Here are a pair of images that approximately illustrate what you're asking about. The colours of one image are the RGB complement of the other image, so the hues of corresponding pixels are 180 degrees out of phase, but they have the same saturation and value (brightness). Well, sort of for the reasons Gmal mentioned.

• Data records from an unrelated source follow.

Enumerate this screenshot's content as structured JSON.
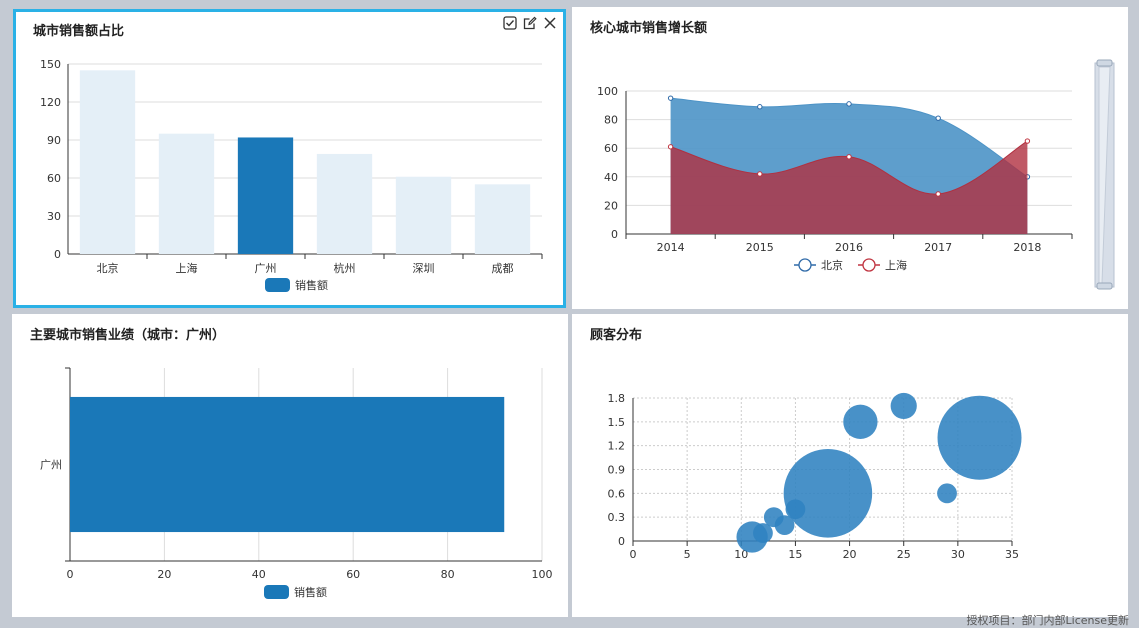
{
  "footer": "授权项目：部门内部License更新",
  "colors": {
    "primary": "#1a78b8",
    "pale": "#e4eff7",
    "beijing": "#4d93c6",
    "shanghai": "#b03040",
    "bubble": "#2f82c0",
    "accent_border": "#2ab1e6"
  },
  "icons": [
    "checkbox-icon",
    "edit-icon",
    "close-icon"
  ],
  "chart_data": [
    {
      "id": "city-share",
      "type": "bar",
      "title": "城市销售额占比",
      "categories": [
        "北京",
        "上海",
        "广州",
        "杭州",
        "深圳",
        "成都"
      ],
      "series": [
        {
          "name": "销售额",
          "values": [
            145,
            95,
            92,
            79,
            61,
            55
          ]
        }
      ],
      "highlight_index": 2,
      "ylim": [
        0,
        150
      ],
      "yticks": [
        0,
        30,
        60,
        90,
        120,
        150
      ],
      "legend": "bottom",
      "grid": true
    },
    {
      "id": "core-growth",
      "type": "area",
      "title": "核心城市销售增长额",
      "x": [
        "2014",
        "2015",
        "2016",
        "2017",
        "2018"
      ],
      "series": [
        {
          "name": "北京",
          "values": [
            95,
            89,
            91,
            81,
            40
          ]
        },
        {
          "name": "上海",
          "values": [
            61,
            42,
            54,
            28,
            65
          ]
        }
      ],
      "ylim": [
        0,
        100
      ],
      "yticks": [
        0,
        20,
        40,
        60,
        80,
        100
      ],
      "legend": "bottom",
      "grid": true,
      "datazoom": "right"
    },
    {
      "id": "main-city",
      "type": "bar",
      "orientation": "horizontal",
      "title": "主要城市销售业绩（城市：广州）",
      "categories": [
        "广州"
      ],
      "series": [
        {
          "name": "销售额",
          "values": [
            92
          ]
        }
      ],
      "xlim": [
        0,
        100
      ],
      "xticks": [
        0,
        20,
        40,
        60,
        80,
        100
      ],
      "legend": "bottom",
      "grid": true
    },
    {
      "id": "customer-dist",
      "type": "scatter",
      "title": "顾客分布",
      "points": [
        {
          "x": 11,
          "y": 0.05,
          "size": 5
        },
        {
          "x": 12,
          "y": 0.1,
          "size": 2
        },
        {
          "x": 13,
          "y": 0.3,
          "size": 2
        },
        {
          "x": 14,
          "y": 0.2,
          "size": 2
        },
        {
          "x": 15,
          "y": 0.4,
          "size": 2
        },
        {
          "x": 18,
          "y": 0.6,
          "size": 40
        },
        {
          "x": 21,
          "y": 1.5,
          "size": 6
        },
        {
          "x": 25,
          "y": 1.7,
          "size": 3.5
        },
        {
          "x": 29,
          "y": 0.6,
          "size": 2
        },
        {
          "x": 32,
          "y": 1.3,
          "size": 36
        }
      ],
      "xlim": [
        0,
        35
      ],
      "xticks": [
        0,
        5,
        10,
        15,
        20,
        25,
        30,
        35
      ],
      "ylim": [
        0,
        1.8
      ],
      "yticks": [
        0,
        0.3,
        0.6,
        0.9,
        1.2,
        1.5,
        1.8
      ],
      "grid": "dashed"
    }
  ]
}
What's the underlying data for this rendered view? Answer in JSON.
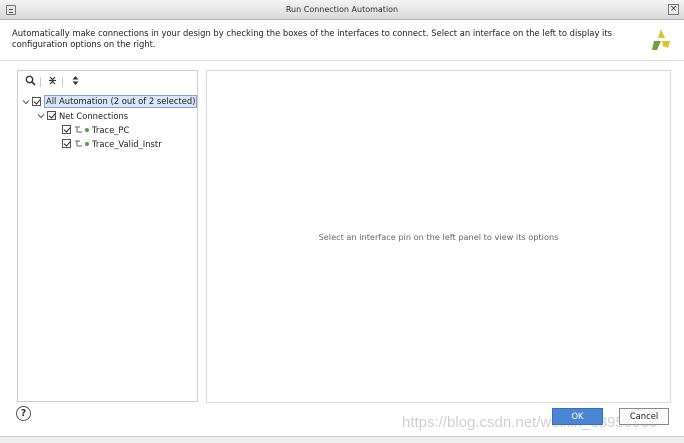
{
  "window": {
    "title": "Run Connection Automation"
  },
  "description": "Automatically make connections in your design by checking the boxes of the interfaces to connect. Select an interface on the left to display its configuration options on the right.",
  "tree": {
    "root": {
      "label": "All Automation (2 out of 2 selected)",
      "checked": true,
      "expanded": true,
      "selected": true
    },
    "group": {
      "label": "Net Connections",
      "checked": true,
      "expanded": true
    },
    "items": [
      {
        "label": "Trace_PC",
        "checked": true,
        "icon": "pin-icon",
        "status_color": "#4aa34a"
      },
      {
        "label": "Trace_Valid_Instr",
        "checked": true,
        "icon": "pin-icon",
        "status_color": "#4aa34a"
      }
    ]
  },
  "right_panel": {
    "message": "Select an interface pin on the left panel to view its options"
  },
  "buttons": {
    "ok": "OK",
    "cancel": "Cancel",
    "help": "?"
  },
  "watermark": "https://blog.csdn.net/weixin_38956966",
  "colors": {
    "accent": "#4a86d4",
    "logo_yellow": "#e3c229",
    "logo_green": "#6aa33a"
  }
}
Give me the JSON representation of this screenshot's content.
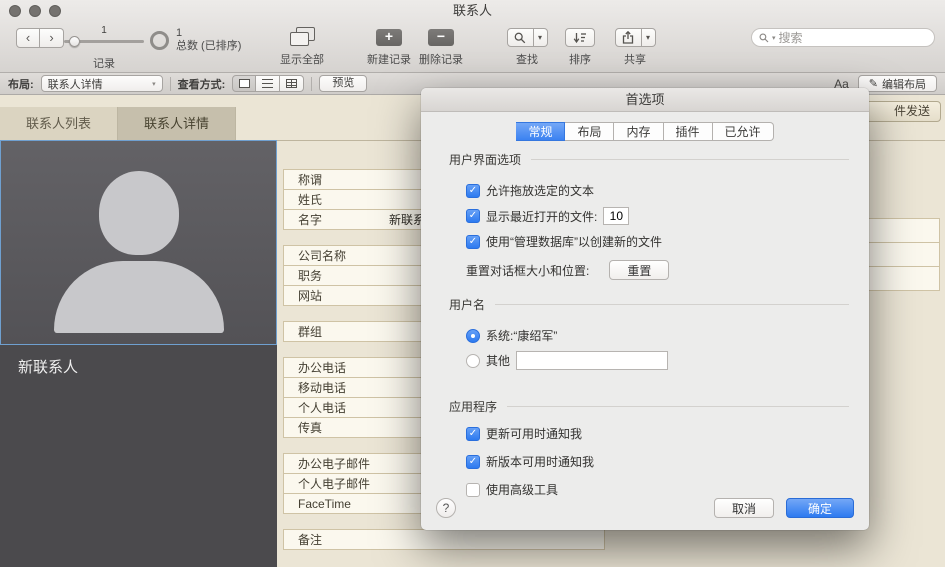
{
  "titlebar": {
    "title": "联系人"
  },
  "toolbar": {
    "record_number": "1",
    "records_label": "记录",
    "total_count": "1",
    "total_label": "总数 (已排序)",
    "show_all_label": "显示全部",
    "new_record_label": "新建记录",
    "delete_record_label": "删除记录",
    "find_label": "查找",
    "sort_label": "排序",
    "share_label": "共享",
    "search_placeholder": "搜索"
  },
  "layoutbar": {
    "layout_label": "布局:",
    "layout_value": "联系人详情",
    "view_label": "查看方式:",
    "preview_label": "预览",
    "text_format_icon": "Aa",
    "edit_layout_label": "编辑布局"
  },
  "tabs": [
    {
      "label": "联系人列表"
    },
    {
      "label": "联系人详情",
      "active": true
    }
  ],
  "content": {
    "send_card_label": "件发送",
    "contact_name": "新联系人",
    "fields": [
      {
        "label": "称谓"
      },
      {
        "label": "姓氏"
      },
      {
        "label": "名字",
        "value": "新联系人"
      },
      {
        "label": "公司名称",
        "gap": true
      },
      {
        "label": "职务"
      },
      {
        "label": "网站"
      },
      {
        "label": "群组",
        "gap": true
      },
      {
        "label": "办公电话",
        "gap": true
      },
      {
        "label": "移动电话"
      },
      {
        "label": "个人电话"
      },
      {
        "label": "传真"
      },
      {
        "label": "办公电子邮件",
        "gap": true
      },
      {
        "label": "个人电子邮件"
      },
      {
        "label": "FaceTime"
      },
      {
        "label": "备注",
        "gap": true
      }
    ]
  },
  "dialog": {
    "title": "首选项",
    "tabs": [
      {
        "label": "常规",
        "selected": true
      },
      {
        "label": "布局"
      },
      {
        "label": "内存"
      },
      {
        "label": "插件"
      },
      {
        "label": "已允许"
      }
    ],
    "ui_section": {
      "heading": "用户界面选项",
      "drag_checkbox": {
        "label": "允许拖放选定的文本",
        "checked": true
      },
      "recent_checkbox": {
        "label": "显示最近打开的文件:",
        "checked": true,
        "value": "10"
      },
      "managedb_checkbox": {
        "label": "使用“管理数据库”以创建新的文件",
        "checked": true
      },
      "reset_label": "重置对话框大小和位置:",
      "reset_button": "重置"
    },
    "user_section": {
      "heading": "用户名",
      "system_radio": {
        "label": "系统:“康绍军”",
        "selected": true
      },
      "other_radio": {
        "label": "其他",
        "selected": false,
        "value": ""
      }
    },
    "app_section": {
      "heading": "应用程序",
      "update_checkbox": {
        "label": "更新可用时通知我",
        "checked": true
      },
      "newversion_checkbox": {
        "label": "新版本可用时通知我",
        "checked": true
      },
      "advanced_checkbox": {
        "label": "使用高级工具",
        "checked": false
      }
    },
    "help_button": "?",
    "cancel_button": "取消",
    "ok_button": "确定"
  },
  "icons": {
    "back": "‹",
    "forward": "›",
    "dropdown": "▾",
    "pencil": "✎",
    "plus": "+",
    "minus": "−",
    "check": "✓"
  },
  "colors": {
    "accent_blue": "#2d7af0",
    "selection_border": "#6fa0d0",
    "dark_panel": "#4b4a4d",
    "content_beige": "#ebe5d5"
  }
}
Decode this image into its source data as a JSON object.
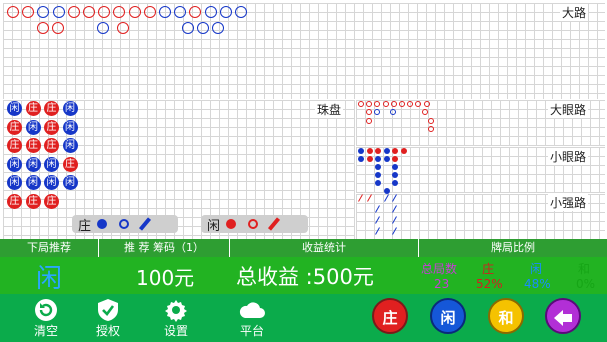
{
  "roads": {
    "big_road": {
      "label": "大路"
    },
    "bead_plate": {
      "label": "珠盘"
    },
    "big_eye": {
      "label": "大眼路"
    },
    "small": {
      "label": "小眼路"
    },
    "cockroach": {
      "label": "小强路"
    }
  },
  "bead_plate_rows": [
    [
      "闲",
      "庄",
      "庄",
      "闲"
    ],
    [
      "庄",
      "闲",
      "庄",
      "闲"
    ],
    [
      "庄",
      "庄",
      "庄",
      "闲"
    ],
    [
      "闲",
      "闲",
      "闲",
      "庄"
    ],
    [
      "闲",
      "闲",
      "闲",
      "闲"
    ],
    [
      "庄",
      "庄",
      "庄"
    ]
  ],
  "predict": {
    "banker": {
      "label": "庄"
    },
    "player": {
      "label": "闲"
    }
  },
  "stats_header": {
    "next_hand": "下局推荐",
    "chips": "推 荐 筹码（1）",
    "profit": "收益统计",
    "ratio": "牌局比例"
  },
  "stats": {
    "next_value": "闲",
    "chip_amount": "100元",
    "total_profit": "总收益 :500元",
    "total_hands_label": "总局数",
    "total_hands": "23",
    "banker_label": "庄",
    "banker_pct": "52%",
    "player_label": "闲",
    "player_pct": "48%",
    "tie_label": "和",
    "tie_pct": "0%"
  },
  "toolbar": {
    "clear": "清空",
    "auth": "授权",
    "settings": "设置",
    "platform": "平台"
  },
  "buttons": {
    "banker": "庄",
    "player": "闲",
    "tie": "和"
  },
  "colors": {
    "banker": "#e02020",
    "player": "#1637c8",
    "tie": "#f5c200",
    "back": "#b22fd6",
    "bar": "#22b322"
  }
}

Those images can also be seen on this Stack Overflow page, along with the Python code I wrote to perform the colour transformation.